"Bridge Street cannot be left behind again"

Dundalk Cllr Conor Keelan and traders group extreme disappointment that there are no funds for Bridge Street

Tia Clarke


Tia Clarke



"Bridge Street cannot be left behind again"

Fianna Fáil Cllr Conor Keelan has described it as “extremely disappointing” that Bridge Street will not be included in urban regeneration plans for Dundalk town centre.

His comments came following the announcement last Monday (November 26) that €533,000 of funding had been secured for the regeneration of the Long Walk Quarter.

Last January Louth County Council received €4.4 million in funding for the regeneration of Clanbrassil Street and the Bridge Street/St Nicholas Quarter in Dundalk.

Whilst Bridge Street was included in the original plans, they will not be included in the works which are due to commence in January 2019 as a further €3.5 million of funding is needed.

Cllr Conor Keelan said: “I must welcome the fact that we have secured funding today for the Long Walk Quarter which was one of our submissions to the Urban Regeneration & Development Fund. This has the potential to be transformative.

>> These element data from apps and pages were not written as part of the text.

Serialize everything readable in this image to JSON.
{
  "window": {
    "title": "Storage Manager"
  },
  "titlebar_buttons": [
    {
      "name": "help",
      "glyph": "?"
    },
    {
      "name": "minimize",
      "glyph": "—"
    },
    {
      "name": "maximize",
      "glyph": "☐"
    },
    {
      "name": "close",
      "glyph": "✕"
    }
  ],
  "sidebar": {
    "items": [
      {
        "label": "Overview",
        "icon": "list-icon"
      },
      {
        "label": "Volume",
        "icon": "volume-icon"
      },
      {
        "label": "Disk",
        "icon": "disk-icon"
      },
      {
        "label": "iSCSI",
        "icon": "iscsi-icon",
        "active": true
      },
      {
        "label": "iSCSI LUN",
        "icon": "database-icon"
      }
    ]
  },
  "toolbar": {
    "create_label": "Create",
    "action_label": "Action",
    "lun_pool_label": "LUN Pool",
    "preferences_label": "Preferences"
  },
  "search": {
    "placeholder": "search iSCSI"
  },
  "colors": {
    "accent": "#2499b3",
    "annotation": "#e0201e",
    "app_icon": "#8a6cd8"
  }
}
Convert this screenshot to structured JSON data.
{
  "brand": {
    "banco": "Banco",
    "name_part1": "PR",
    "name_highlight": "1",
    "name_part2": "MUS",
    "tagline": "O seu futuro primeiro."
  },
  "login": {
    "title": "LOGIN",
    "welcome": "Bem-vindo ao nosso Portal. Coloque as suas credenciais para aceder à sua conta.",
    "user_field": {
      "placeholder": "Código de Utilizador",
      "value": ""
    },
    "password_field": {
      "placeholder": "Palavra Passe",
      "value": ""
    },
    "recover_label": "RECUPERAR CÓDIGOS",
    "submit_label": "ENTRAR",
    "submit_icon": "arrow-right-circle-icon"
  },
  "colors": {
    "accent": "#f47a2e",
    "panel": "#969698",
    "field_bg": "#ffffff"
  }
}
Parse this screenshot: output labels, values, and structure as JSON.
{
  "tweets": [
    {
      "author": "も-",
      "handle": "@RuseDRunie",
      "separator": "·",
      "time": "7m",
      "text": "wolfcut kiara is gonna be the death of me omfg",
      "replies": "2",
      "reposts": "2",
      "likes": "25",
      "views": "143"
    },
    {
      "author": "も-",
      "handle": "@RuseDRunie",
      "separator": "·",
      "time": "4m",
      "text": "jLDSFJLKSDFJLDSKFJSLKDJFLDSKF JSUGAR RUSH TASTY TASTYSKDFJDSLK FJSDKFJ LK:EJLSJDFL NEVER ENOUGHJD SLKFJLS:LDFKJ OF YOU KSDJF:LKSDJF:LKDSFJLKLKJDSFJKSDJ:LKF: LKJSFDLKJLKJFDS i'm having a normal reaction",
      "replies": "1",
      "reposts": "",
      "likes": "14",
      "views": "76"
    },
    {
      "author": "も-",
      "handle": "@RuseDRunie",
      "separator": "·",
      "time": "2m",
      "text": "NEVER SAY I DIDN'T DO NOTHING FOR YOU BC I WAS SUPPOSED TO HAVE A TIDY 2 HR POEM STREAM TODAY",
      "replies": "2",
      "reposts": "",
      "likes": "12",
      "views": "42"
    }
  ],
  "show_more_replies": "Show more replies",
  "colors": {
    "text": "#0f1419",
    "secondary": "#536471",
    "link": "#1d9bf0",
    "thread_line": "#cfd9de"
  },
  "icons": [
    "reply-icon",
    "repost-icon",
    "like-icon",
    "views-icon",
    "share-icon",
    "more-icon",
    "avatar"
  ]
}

“It is, however, extremely disappointing that we did not secure any funds for Bridge Street to continue the St. Nicholas Quarter Regeneration Scheme all the way to the Castletown River.

"As everyone knows Bridge Street and Linenhall Street never benefitted from Urban Renewal in the past or other significant funding. We must keep up the pressure to ensure that alternate sources of funding can be tapped into.”

Joanne Lavelle of the St. Nicholas Quarter traders group said that they are remaining optimistic that a resolution can be reached.

She said: “We’re certainly looking to get more money for Bridge Street and we’re still working with the chief executive of Louth County Council and we know that she is committed to getting Bridge Street finished. We’re remaining optimistic.

“Bridge Street looks bad now, but imagine how bad it’s going to look in comparison to Clanbrassil Street and other areas of town once they are done up. There is a huge peripheral community that relies on Bridge Street. We cannot be left behind again.”